Under the program, law enforcement agencies run the fingerprints of people they arrest through immigration databases, aiming to find illegal immigrants.
Critics have said it results in the deportations of immigrants who are in the United States illegally but have no criminal arrest records.
But federal officials have praised the program, arguing that it allows authorities to catch criminals who could fall through the cracks.
Critics of Secure Communities -- including several state governors -- have argued that is not the case.
In June New York Gov. Mario Cuomo said his state was pulling out of the program because of concerns about "its impact on families, immigrant communities and law enforcement in New York." Massachusetts Gov. Deval Patrick followed suit several days later.
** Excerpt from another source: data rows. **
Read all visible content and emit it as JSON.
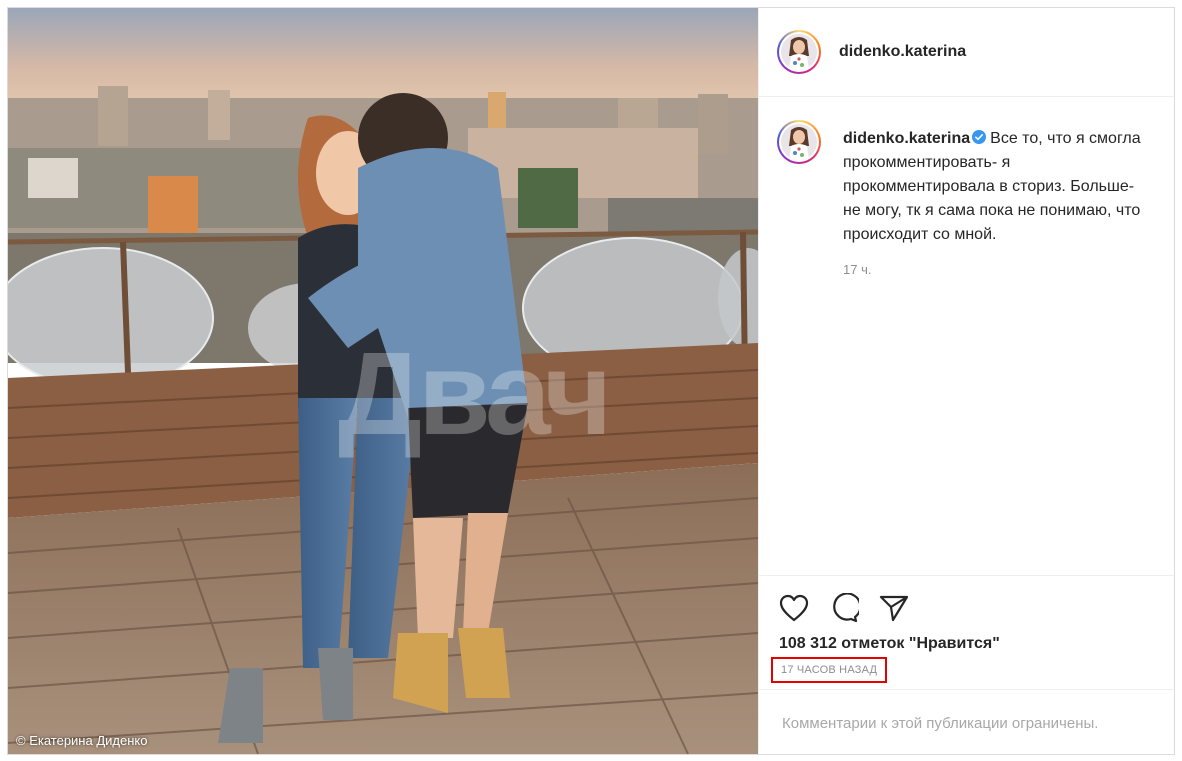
{
  "post": {
    "username": "didenko.katerina",
    "caption": "Все то, что я смогла прокомментировать- я прокомментировала в сториз. Больше- не могу, тк я сама пока не понимаю, что происходит со мной.",
    "caption_time": "17 ч.",
    "likes": "108 312 отметок \"Нравится\"",
    "timestamp": "17 ЧАСОВ НАЗАД",
    "comments_disabled": "Комментарии к этой публикации ограничены."
  },
  "photo": {
    "credit": "© Екатерина Диденко",
    "watermark": "Двач"
  },
  "icons": {
    "like": "heart-icon",
    "comment": "comment-icon",
    "share": "share-icon",
    "verified": "verified-badge-icon"
  },
  "colors": {
    "highlight_border": "#e60000",
    "verified": "#3897f0",
    "muted_text": "#8e8e8e"
  }
}
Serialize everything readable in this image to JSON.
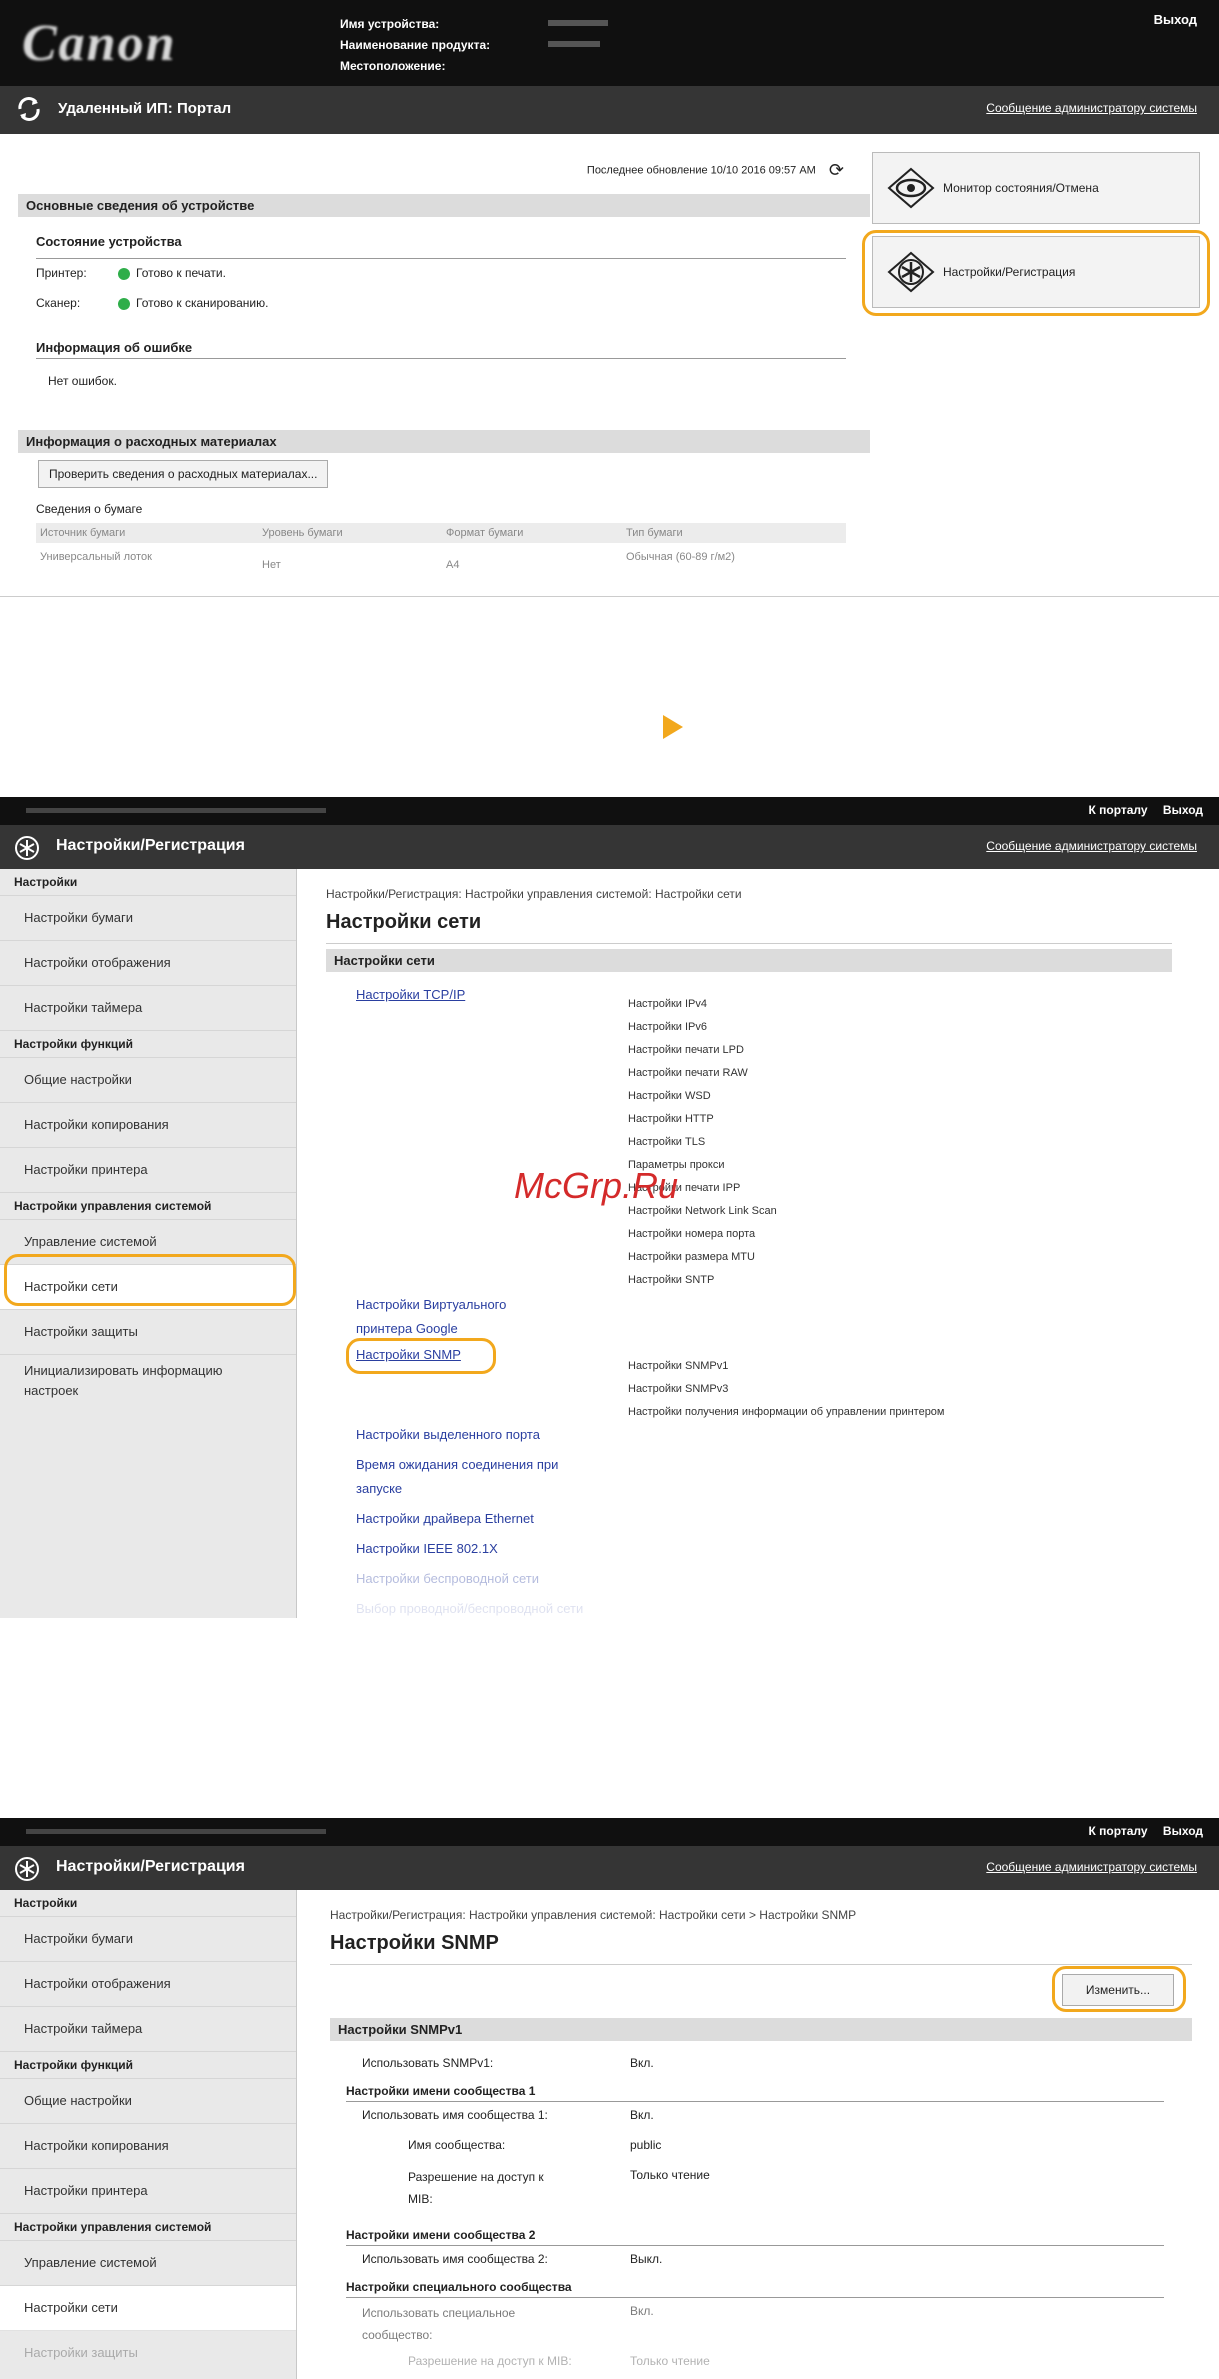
{
  "shot1": {
    "logo": "Canon",
    "device_labels": [
      "Имя устройства:",
      "Наименование продукта:",
      "Местоположение:"
    ],
    "logout": "Выход",
    "portal_title": "Удаленный ИП: Портал",
    "admin_msg": "Сообщение администратору системы",
    "last_updated": "Последнее обновление 10/10 2016 09:57 AM",
    "basic_info_header": "Основные сведения об устройстве",
    "device_status_title": "Состояние устройства",
    "printer_label": "Принтер:",
    "printer_status": "Готово к печати.",
    "scanner_label": "Сканер:",
    "scanner_status": "Готово к сканированию.",
    "error_info_title": "Информация об ошибке",
    "no_errors": "Нет ошибок.",
    "consumables_header": "Информация о расходных материалах",
    "check_consumables_button": "Проверить сведения о расходных материалах...",
    "paper_info_title": "Сведения о бумаге",
    "paper_table": {
      "headers": [
        "Источник бумаги",
        "Уровень бумаги",
        "Формат бумаги",
        "Тип бумаги"
      ],
      "row": [
        "Универсальный лоток",
        "Нет",
        "A4",
        "Обычная (60-89 г/м2)"
      ]
    },
    "status_monitor_button": "Монитор состояния/Отмена",
    "settings_button": "Настройки/Регистрация",
    "status_color": "#2fae4a",
    "highlight_color": "#f2a81d"
  },
  "shot2": {
    "to_portal": "К порталу",
    "logout": "Выход",
    "title": "Настройки/Регистрация",
    "admin_msg": "Сообщение администратору системы",
    "sidebar": [
      {
        "group": "Настройки",
        "items": [
          "Настройки бумаги",
          "Настройки отображения",
          "Настройки таймера"
        ]
      },
      {
        "group": "Настройки функций",
        "items": [
          "Общие настройки",
          "Настройки копирования",
          "Настройки принтера"
        ]
      },
      {
        "group": "Настройки управления системой",
        "items": [
          "Управление системой",
          "Настройки сети",
          "Настройки защиты",
          "Инициализировать информацию настроек"
        ]
      }
    ],
    "breadcrumb": "Настройки/Регистрация: Настройки управления системой: Настройки сети",
    "page_title": "Настройки сети",
    "section": "Настройки сети",
    "tcpip_link": "Настройки TCP/IP",
    "tcpip_items": [
      "Настройки IPv4",
      "Настройки IPv6",
      "Настройки печати LPD",
      "Настройки печати RAW",
      "Настройки WSD",
      "Настройки HTTP",
      "Настройки TLS",
      "Параметры прокси",
      "Настройки печати IPP",
      "Настройки Network Link Scan",
      "Настройки номера порта",
      "Настройки размера MTU",
      "Настройки SNTP"
    ],
    "watermark": "McGrp.Ru",
    "virtual_link": "Настройки Виртуального принтера Google",
    "snmp_link": "Настройки SNMP",
    "snmp_items": [
      "Настройки SNMPv1",
      "Настройки SNMPv3",
      "Настройки получения информации об управлении принтером"
    ],
    "other_links": [
      "Настройки выделенного порта",
      "Время ожидания соединения при запуске",
      "Настройки драйвера Ethernet",
      "Настройки IEEE 802.1X",
      "Настройки беспроводной сети",
      "Выбор проводной/беспроводной сети"
    ]
  },
  "shot3": {
    "to_portal": "К порталу",
    "logout": "Выход",
    "title": "Настройки/Регистрация",
    "admin_msg": "Сообщение администратору системы",
    "sidebar": [
      {
        "group": "Настройки",
        "items": [
          "Настройки бумаги",
          "Настройки отображения",
          "Настройки таймера"
        ]
      },
      {
        "group": "Настройки функций",
        "items": [
          "Общие настройки",
          "Настройки копирования",
          "Настройки принтера"
        ]
      },
      {
        "group": "Настройки управления системой",
        "items": [
          "Управление системой",
          "Настройки сети",
          "Настройки защиты"
        ]
      }
    ],
    "breadcrumb": "Настройки/Регистрация: Настройки управления системой: Настройки сети > Настройки SNMP",
    "page_title": "Настройки SNMP",
    "edit_button": "Изменить...",
    "v1_header": "Настройки SNMPv1",
    "use_v1_label": "Использовать SNMPv1:",
    "use_v1_value": "Вкл.",
    "comm1_title": "Настройки имени сообщества 1",
    "use_comm1_label": "Использовать имя сообщества 1:",
    "use_comm1_value": "Вкл.",
    "comm_name_label": "Имя сообщества:",
    "comm_name_value": "public",
    "mib_label": "Разрешение на доступ к MIB:",
    "mib_value": "Только чтение",
    "comm2_title": "Настройки имени сообщества 2",
    "use_comm2_label": "Использовать имя сообщества 2:",
    "use_comm2_value": "Выкл.",
    "special_title": "Настройки специального сообщества",
    "use_special_label": "Использовать специальное сообщество:",
    "use_special_value": "Вкл.",
    "special_mib_label": "Разрешение на доступ к MIB:",
    "special_mib_value": "Только чтение"
  }
}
And Illinois Gov. Pat Quinn also has said his state was withdrawing from the program.
Activists in Boston, Oakland, Chicago, Los Angeles, Atlanta, Miami, Charlotte, Phoenix and other cities gathered to present copies of the report criticizing Secure Communities Tuesday.
The report concludes that Secure Communities "is a fundamentally flawed program that is beyond repair."
B. Loewe, spokesman for National Day Laborer Organizing Network, one of the groups behind the report, said that it is the most sweeping view of the program.
It found that the program distracts police, diverts their resources and destroys trust with immigrant communities.
"The only way forward is to end this program," he said.
In an August 2 report, the Department of Homeland Security said Secure Communities was active in more than 1,500 jurisdictions across the country.